Donald Trump is setting out to Miami in an airplane, but it might as well be a time machine. In a speech tomorrow (June 16), the US president will announce rollbacks of the normalization with Cuba that Barack Obama began, setting US relations with the island back to the decades of the Cold War.
And now, as then, the get-tough policy with Cuba will simply be a gift to Moscow, wrapped in hardline rhetoric from an influential minority.
The Miami Herald and Politico are confirming what Quartz reported last week: Trump’s decision to restrict travel and limit trade with Cuba is not being driven by foreign-policy concerns, business interests, or human rights. Instead, two conservative Cuban-American lawmakers, Mario Diaz-Balart and Marco Rubio, have been the force behind the change, urging a small group of Trump insiders to reverse the policy put in place by Barack Obama without input from other lawmakers and in the face of objections from all the other government agencies involved in Cuba policy.
The rollbacks are expected to make tourist travel to Cuba more difficult and forbid US citizens or permanent residents from doing business with state-controlled Cuban firms. These include hotels, tour operators, and restaurants, as well as producers of luxury export goods like cigars and rum. Such a move would increase the legal risks for any American travelling to Cuba, but it remains to be seen how much the final rules will effect travelers.
However, the White House doesn’t intend to close the US embassy or end diplomatic relations with Cuba, which is just beginning the slow transition away from its revolutionary founders after Fidel Castro’s death last year. Also thought to be unaffected will be the Obama administration’s decision to let Cuban-Americans send unlimited remittances to relatives on the island.
The move is being painted as a way to push back against Russia. White House sources told Politico’s Mark Caputo that the officials behind the policy were “concerned that electronic copies of policy memos could fall into the hands of foreign agents, including Russia, which has a longstanding friendship with the Castro government.”
But most foreign-policy observers think Russia has more to gain if the US restricts ties with Cuba than if it expands them.
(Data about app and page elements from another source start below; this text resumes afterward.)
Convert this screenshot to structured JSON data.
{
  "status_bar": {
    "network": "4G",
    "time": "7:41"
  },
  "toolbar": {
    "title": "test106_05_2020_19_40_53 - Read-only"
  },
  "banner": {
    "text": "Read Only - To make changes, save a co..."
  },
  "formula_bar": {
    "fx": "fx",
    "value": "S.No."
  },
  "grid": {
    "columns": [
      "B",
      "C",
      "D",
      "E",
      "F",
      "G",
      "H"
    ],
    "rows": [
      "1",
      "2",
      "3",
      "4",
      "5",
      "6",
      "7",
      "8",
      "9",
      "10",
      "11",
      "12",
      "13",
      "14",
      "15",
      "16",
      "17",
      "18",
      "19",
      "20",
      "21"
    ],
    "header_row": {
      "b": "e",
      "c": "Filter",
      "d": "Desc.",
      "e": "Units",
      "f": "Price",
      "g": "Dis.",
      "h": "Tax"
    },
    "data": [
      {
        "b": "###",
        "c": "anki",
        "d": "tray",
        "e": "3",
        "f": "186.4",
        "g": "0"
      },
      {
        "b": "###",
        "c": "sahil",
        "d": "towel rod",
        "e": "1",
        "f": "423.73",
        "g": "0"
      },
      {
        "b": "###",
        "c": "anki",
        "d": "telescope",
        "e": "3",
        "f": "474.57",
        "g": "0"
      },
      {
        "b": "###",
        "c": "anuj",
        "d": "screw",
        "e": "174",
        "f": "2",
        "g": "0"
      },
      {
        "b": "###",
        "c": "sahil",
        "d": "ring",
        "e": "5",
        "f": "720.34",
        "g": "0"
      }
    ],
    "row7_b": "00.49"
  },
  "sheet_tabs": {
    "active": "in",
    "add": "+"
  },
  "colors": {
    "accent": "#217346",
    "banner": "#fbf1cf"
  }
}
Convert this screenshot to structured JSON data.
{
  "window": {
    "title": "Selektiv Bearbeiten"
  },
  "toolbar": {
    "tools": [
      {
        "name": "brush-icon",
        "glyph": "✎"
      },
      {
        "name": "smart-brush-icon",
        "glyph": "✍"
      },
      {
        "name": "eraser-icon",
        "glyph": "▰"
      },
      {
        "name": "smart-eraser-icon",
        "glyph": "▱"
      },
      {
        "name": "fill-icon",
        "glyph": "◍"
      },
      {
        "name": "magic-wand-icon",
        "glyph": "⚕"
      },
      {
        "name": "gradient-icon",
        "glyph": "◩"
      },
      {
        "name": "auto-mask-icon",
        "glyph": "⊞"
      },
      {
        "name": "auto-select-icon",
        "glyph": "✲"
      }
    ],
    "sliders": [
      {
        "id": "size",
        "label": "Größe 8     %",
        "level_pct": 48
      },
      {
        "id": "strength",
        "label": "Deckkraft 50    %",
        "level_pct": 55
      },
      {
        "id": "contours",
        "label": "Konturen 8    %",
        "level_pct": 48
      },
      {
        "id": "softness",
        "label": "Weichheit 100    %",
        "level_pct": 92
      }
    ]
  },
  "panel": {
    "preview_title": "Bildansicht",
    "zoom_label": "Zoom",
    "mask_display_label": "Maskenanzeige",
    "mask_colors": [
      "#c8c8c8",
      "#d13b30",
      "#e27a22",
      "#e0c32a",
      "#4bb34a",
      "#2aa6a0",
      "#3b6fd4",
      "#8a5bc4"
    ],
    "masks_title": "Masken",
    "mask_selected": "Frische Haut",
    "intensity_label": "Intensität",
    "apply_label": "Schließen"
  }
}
Without cash from US tourists and companies, the island will be increasingly dependent on Russia as an economic patron, especially as Venezuela, another stalwart Cuban ally, falls apart.
“If we pull out and return to a policy of isolation, then we leave the field open, not just for the Russians but for the Chinese, who are also really interested in building influence in Cuba,” William Leogrande, an American University expert on Latin America, told me last week.
In recent years, Russia has forgiven billions of dollars of Cuban debt and become a major supplier of petroleum once again. Military cooperation between the two countries, including a Russian base 90 miles from the US mainland, could be next on the agenda.
“A close military alliance between Russia and Cuba could have grave security consequences for the United States,” US senator Patrick Leahy warned in an op-ed yesterday. “One obvious way to mitigate Russian influence in our hemisphere is through enhanced engagement with Cuba.”
Human-rights groups, too, aren’t happy that their cause is being invoked as a reason for the rollback. Though they recognize the abuses by the Cuban government, they say that closer US-Cuba relations have improved the situation, and that ending the opening-up won’t have obvious benefits.
“I’m in Havana now, and one thing is clear: The Cuban people want engagement to continue,” said Emily Mendrala, an Obama administration official who worked on the Cuba normalization and now leads an organization that promotes engagement with the island nation. “I heard as much from my AirBnB hostess, her property manager, and my taxi driver from a private taxi service. I continue to urge the administration to heed the calls from Cubans and Americans alike to prioritize engagement.”